Three massive wildfires chewed through parched Northern California landscape as firefighters raced to dig breaks and make other preparations ahead of a frightening weather system packing high winds and more of the lightning that sparked the huge blazes.
There were hundreds of other wildfires burning Sunday across the state and nearly 250,000 people were under evacuation orders and warnings.
The death toll from the fires reached 7 after authorities battling a big fire in the Santa Cruz Mountains south of San Francisco announced the discovery of the body of a 70-year-old man in a remote area called Last Chance.
He had been reported missing and police had to use a helicopter to reach the area of about 40 off-the-grid homes at the end of a windy, steep dirt road north of the city of Santa Cruz.
The area was under an evacuation order and Santa Cruz Sheriff’s Department Chief Deputy Chris Clark said the discovery of the man's body served as a reminder of how important it was for residents to evacuate from fire danger zones.
“This is one of the darkest periods we’ve been in with this fire,” he said.
California over the last week has been hit by 650 wildfires across the state, many sparked by more than 12,000 lightning strikes recorded since Aug., 15. There are 14,000 firefighters. 2,400 engines and 95 aircraft battling the fires.
The Santa Cruz fire is one of three “complexes,” or groups of fires, burning on all sides of the San Francisco Bay Area.. All were started by lightning.
Fire crew made slow progress battling the blazes over the weekend, which included a break in the unseasonably warm weather and little wind.
But the National Weather Service issued a “red flag” warning through Monday afternoon for the drought-stricken area, meaning extremely dangerous fire conditions including high temperatures, low humidity, lightning and wind gusts up to 65 mph (105 kph) that officials said “may result in dangerous and unpredictable fire behavior.”
A fire in wine country north of San Francisco and another southeast of the city have within a week have grown to be two of the three largest fires in state history, with both burning more than 500 square miles (1,295 square kilometers).
The wind countryfire has been the most deadly and destructive blaze, accounting for five deaths and 845 destroyed homes and other buildings. Three of the victims were in a home that was under an evacuation order.
Officials surveying maps at command centers are astonished by the sheer size of the fires, said Cal Fire spokesman Brice Bennett.
“You could overlay half of one of these fires and it covers the entire city of San Francisco,” Bennett said Sunday.

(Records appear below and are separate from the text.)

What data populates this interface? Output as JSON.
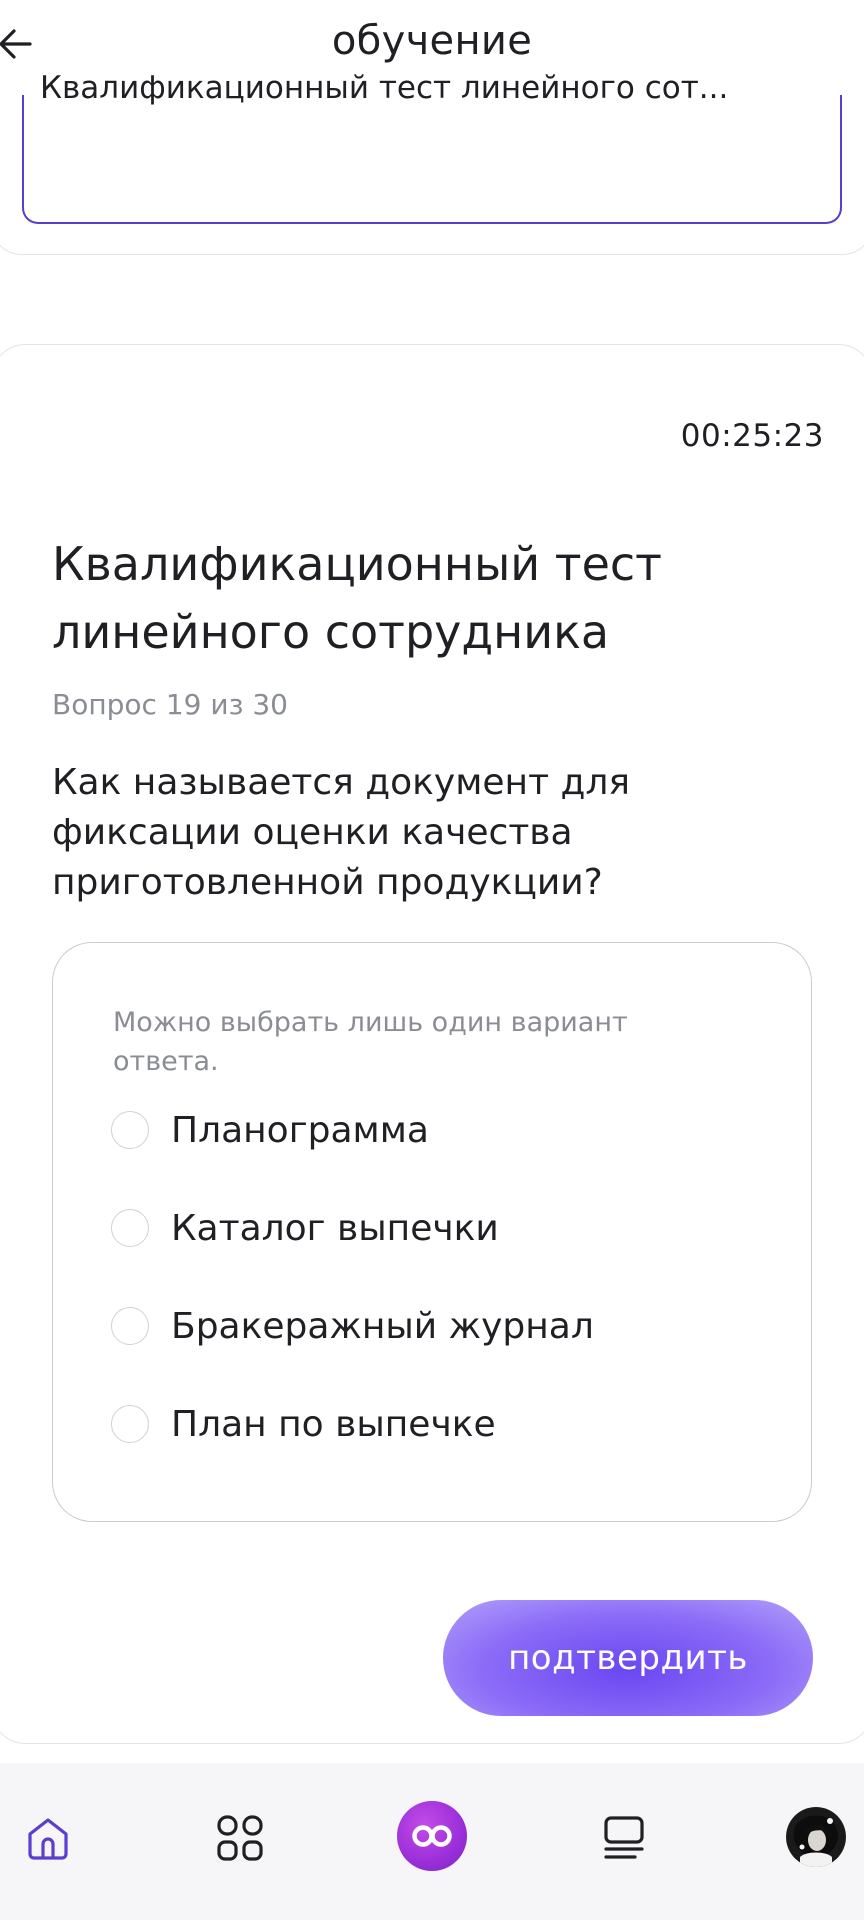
{
  "header": {
    "title": "обучение"
  },
  "course_select": {
    "value": "Квалификационный тест линейного сот..."
  },
  "quiz": {
    "timer": "00:25:23",
    "title": "Квалификационный тест линейного сотрудника",
    "counter": "Вопрос 19 из 30",
    "question": "Как называется документ для фиксации оценки качества приготовленной продукции?",
    "hint": "Можно выбрать лишь один вариант ответа.",
    "options": [
      {
        "label": "Планограмма"
      },
      {
        "label": "Каталог выпечки"
      },
      {
        "label": "Бракеражный журнал"
      },
      {
        "label": "План по выпечке"
      }
    ],
    "confirm_label": "подтвердить"
  },
  "bottom_nav": {
    "items": [
      "home-icon",
      "apps-grid-icon",
      "infinity-icon",
      "courses-list-icon",
      "avatar"
    ]
  },
  "colors": {
    "accent": "#6a47f2",
    "brand_center": "#9a2fd9",
    "select_border": "#5b3ec9",
    "muted_text": "#8a8d94"
  }
}
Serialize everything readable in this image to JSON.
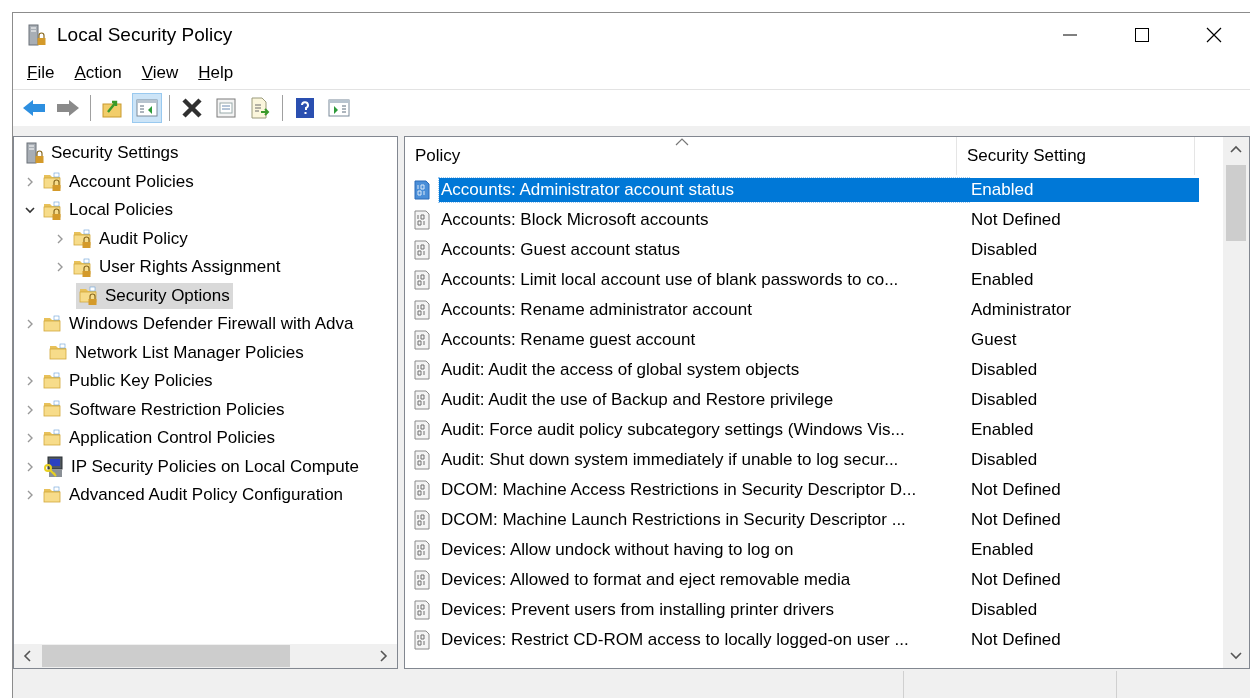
{
  "window": {
    "title": "Local Security Policy"
  },
  "menu": [
    {
      "label": "File"
    },
    {
      "label": "Action"
    },
    {
      "label": "View"
    },
    {
      "label": "Help"
    }
  ],
  "toolbar": [
    {
      "kind": "back",
      "pressed": false
    },
    {
      "kind": "forward",
      "pressed": false
    },
    {
      "kind": "separator"
    },
    {
      "kind": "up",
      "pressed": false
    },
    {
      "kind": "tree_toggle",
      "pressed": true
    },
    {
      "kind": "separator"
    },
    {
      "kind": "delete",
      "pressed": false
    },
    {
      "kind": "properties",
      "pressed": false
    },
    {
      "kind": "export",
      "pressed": false
    },
    {
      "kind": "separator"
    },
    {
      "kind": "help",
      "pressed": false
    },
    {
      "kind": "action_toggle",
      "pressed": false
    }
  ],
  "tree": [
    {
      "label": "Security Settings",
      "kind": "server",
      "selected": false,
      "children": [
        {
          "label": "Account Policies",
          "kind": "locked_folder",
          "expanded": false,
          "selected": false
        },
        {
          "label": "Local Policies",
          "kind": "locked_folder",
          "expanded": true,
          "selected": false,
          "children": [
            {
              "label": "Audit Policy",
              "kind": "locked_folder",
              "expanded": false,
              "selected": false
            },
            {
              "label": "User Rights Assignment",
              "kind": "locked_folder",
              "expanded": false,
              "selected": false
            },
            {
              "label": "Security Options",
              "kind": "locked_folder",
              "selected": true
            }
          ]
        },
        {
          "label": "Windows Defender Firewall with Adva",
          "kind": "folder",
          "expanded": false,
          "selected": false
        },
        {
          "label": "Network List Manager Policies",
          "kind": "folder",
          "selected": false
        },
        {
          "label": "Public Key Policies",
          "kind": "folder",
          "expanded": false,
          "selected": false
        },
        {
          "label": "Software Restriction Policies",
          "kind": "folder",
          "expanded": false,
          "selected": false
        },
        {
          "label": "Application Control Policies",
          "kind": "folder",
          "expanded": false,
          "selected": false
        },
        {
          "label": "IP Security Policies on Local Compute",
          "kind": "computer_key",
          "expanded": false,
          "selected": false
        },
        {
          "label": "Advanced Audit Policy Configuration",
          "kind": "folder",
          "expanded": false,
          "selected": false
        }
      ]
    }
  ],
  "table": {
    "columns": [
      {
        "label": "Policy",
        "sorted": true
      },
      {
        "label": "Security Setting",
        "sorted": false
      }
    ],
    "rows": [
      {
        "policy": "Accounts: Administrator account status",
        "setting": "Enabled",
        "selected": true
      },
      {
        "policy": "Accounts: Block Microsoft accounts",
        "setting": "Not Defined",
        "selected": false
      },
      {
        "policy": "Accounts: Guest account status",
        "setting": "Disabled",
        "selected": false
      },
      {
        "policy": "Accounts: Limit local account use of blank passwords to co...",
        "setting": "Enabled",
        "selected": false
      },
      {
        "policy": "Accounts: Rename administrator account",
        "setting": "Administrator",
        "selected": false
      },
      {
        "policy": "Accounts: Rename guest account",
        "setting": "Guest",
        "selected": false
      },
      {
        "policy": "Audit: Audit the access of global system objects",
        "setting": "Disabled",
        "selected": false
      },
      {
        "policy": "Audit: Audit the use of Backup and Restore privilege",
        "setting": "Disabled",
        "selected": false
      },
      {
        "policy": "Audit: Force audit policy subcategory settings (Windows Vis...",
        "setting": "Enabled",
        "selected": false
      },
      {
        "policy": "Audit: Shut down system immediately if unable to log secur...",
        "setting": "Disabled",
        "selected": false
      },
      {
        "policy": "DCOM: Machine Access Restrictions in Security Descriptor D...",
        "setting": "Not Defined",
        "selected": false
      },
      {
        "policy": "DCOM: Machine Launch Restrictions in Security Descriptor ...",
        "setting": "Not Defined",
        "selected": false
      },
      {
        "policy": "Devices: Allow undock without having to log on",
        "setting": "Enabled",
        "selected": false
      },
      {
        "policy": "Devices: Allowed to format and eject removable media",
        "setting": "Not Defined",
        "selected": false
      },
      {
        "policy": "Devices: Prevent users from installing printer drivers",
        "setting": "Disabled",
        "selected": false
      },
      {
        "policy": "Devices: Restrict CD-ROM access to locally logged-on user ...",
        "setting": "Not Defined",
        "selected": false
      }
    ]
  }
}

In Southern California, an 11-day-old blaze held steady at just under 50 square miles (106 square kilometers) near Lake Hughes in northern Los Angeles County mountains. Rough terrain, hot weather and the potential for thunderstorms with lightning strikes challenged firefighters on Sunday.
Authorities said their firefighting effort in Santa Cruz was hindered by people who refused to evacuate and those who were using the chaos to loot. Santa Cruz County Sheriff Jim Hart said 100 officers were patrolling and anyone not authorized to be in an evacuation zone would be arrested.

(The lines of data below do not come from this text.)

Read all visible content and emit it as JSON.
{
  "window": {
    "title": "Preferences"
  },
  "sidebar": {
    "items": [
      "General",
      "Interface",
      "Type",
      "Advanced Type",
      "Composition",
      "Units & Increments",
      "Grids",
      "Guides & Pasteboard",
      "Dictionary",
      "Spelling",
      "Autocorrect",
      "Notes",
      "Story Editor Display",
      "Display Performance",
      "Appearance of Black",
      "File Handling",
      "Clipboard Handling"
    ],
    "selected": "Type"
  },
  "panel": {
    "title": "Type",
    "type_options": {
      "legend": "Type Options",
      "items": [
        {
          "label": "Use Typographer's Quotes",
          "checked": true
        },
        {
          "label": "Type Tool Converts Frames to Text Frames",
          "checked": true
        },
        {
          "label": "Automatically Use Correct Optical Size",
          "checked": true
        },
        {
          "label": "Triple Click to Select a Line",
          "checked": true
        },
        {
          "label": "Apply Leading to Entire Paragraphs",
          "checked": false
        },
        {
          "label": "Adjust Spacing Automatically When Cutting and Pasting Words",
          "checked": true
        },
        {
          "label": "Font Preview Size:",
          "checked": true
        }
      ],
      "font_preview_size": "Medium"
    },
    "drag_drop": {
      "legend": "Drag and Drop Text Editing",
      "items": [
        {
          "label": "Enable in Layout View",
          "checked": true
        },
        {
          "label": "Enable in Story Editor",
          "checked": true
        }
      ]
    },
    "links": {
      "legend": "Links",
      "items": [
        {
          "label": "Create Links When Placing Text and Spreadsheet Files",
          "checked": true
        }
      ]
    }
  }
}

“What we’re hearing from the community is that there’s a lot of looting going on,” Hart said.
He and county District Attorney Jeff Rosell expressed anger at what Rosell called the “absolutely soulless” of criminals victimizing people already victimized by the fire. Among them was a fire commander who was robbed when he left his fire vehicle to help direct operations.
Someone entered the vehicle and stole personal items, including a wallet and “drained his bank account,” said Chief Mark Brunton, Cal Fire a battalion chief for the California Department of Forestry and Fire Protection.
“I can’t imagine a bigger low-life,” Hart said.
Holly Hansen, who fled the wine country fire, was among evacuees from the community of Angwin allowed Sunday to return home for one hour to retrieve belongings. She and her three dogs waited five hours in her SUV for their turn. Among the items she took with her were photos of her pets.
“It’s horrible, I lived in Sonoma during the (2017) Tubbs Fire, so this is time No. 2 for me. It’s horrible when you have to think about what to take,” she said. “I think it’s a very raw human base emotion to have fear of fire and losing everything. It’s frightening.”
Baker reported from Los Angeles. Associated Press journalists Christopher Weber and Aron Ranen contributed, respectively, from Los Angeles and Angwin, California.